# Records shown
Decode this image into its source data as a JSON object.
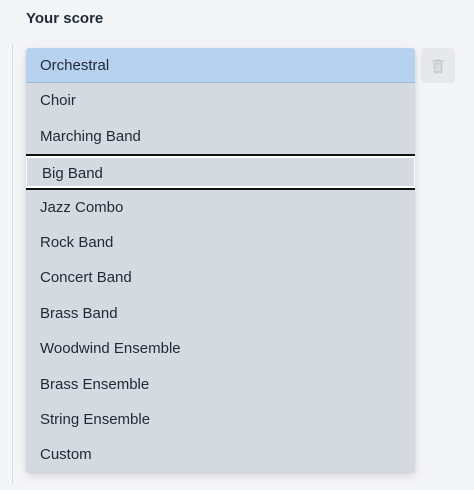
{
  "section": {
    "title": "Your score"
  },
  "dropdown": {
    "selected_value": "Orchestral",
    "focused_value": "Big Band",
    "options": [
      "Orchestral",
      "Choir",
      "Marching Band",
      "Big Band",
      "Jazz Combo",
      "Rock Band",
      "Concert Band",
      "Brass Band",
      "Woodwind Ensemble",
      "Brass Ensemble",
      "String Ensemble",
      "Custom"
    ]
  },
  "actions": {
    "delete_icon": "trash-icon"
  },
  "colors": {
    "selected_bg": "#b7d2ef",
    "menu_bg": "#d5d9e0",
    "text": "#1f2937",
    "focus_border": "#111111"
  }
}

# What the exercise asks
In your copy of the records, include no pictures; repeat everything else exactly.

# Result of the exercise
Decode this image into its source data as a JSON object.
{
  "section": {
    "title": "Your score"
  },
  "dropdown": {
    "selected_value": "Orchestral",
    "focused_value": "Big Band",
    "options": [
      "Orchestral",
      "Choir",
      "Marching Band",
      "Big Band",
      "Jazz Combo",
      "Rock Band",
      "Concert Band",
      "Brass Band",
      "Woodwind Ensemble",
      "Brass Ensemble",
      "String Ensemble",
      "Custom"
    ]
  },
  "actions": {
    "delete_icon": "trash-icon"
  },
  "colors": {
    "selected_bg": "#b7d2ef",
    "menu_bg": "#d5d9e0",
    "text": "#1f2937",
    "focus_border": "#111111"
  }
}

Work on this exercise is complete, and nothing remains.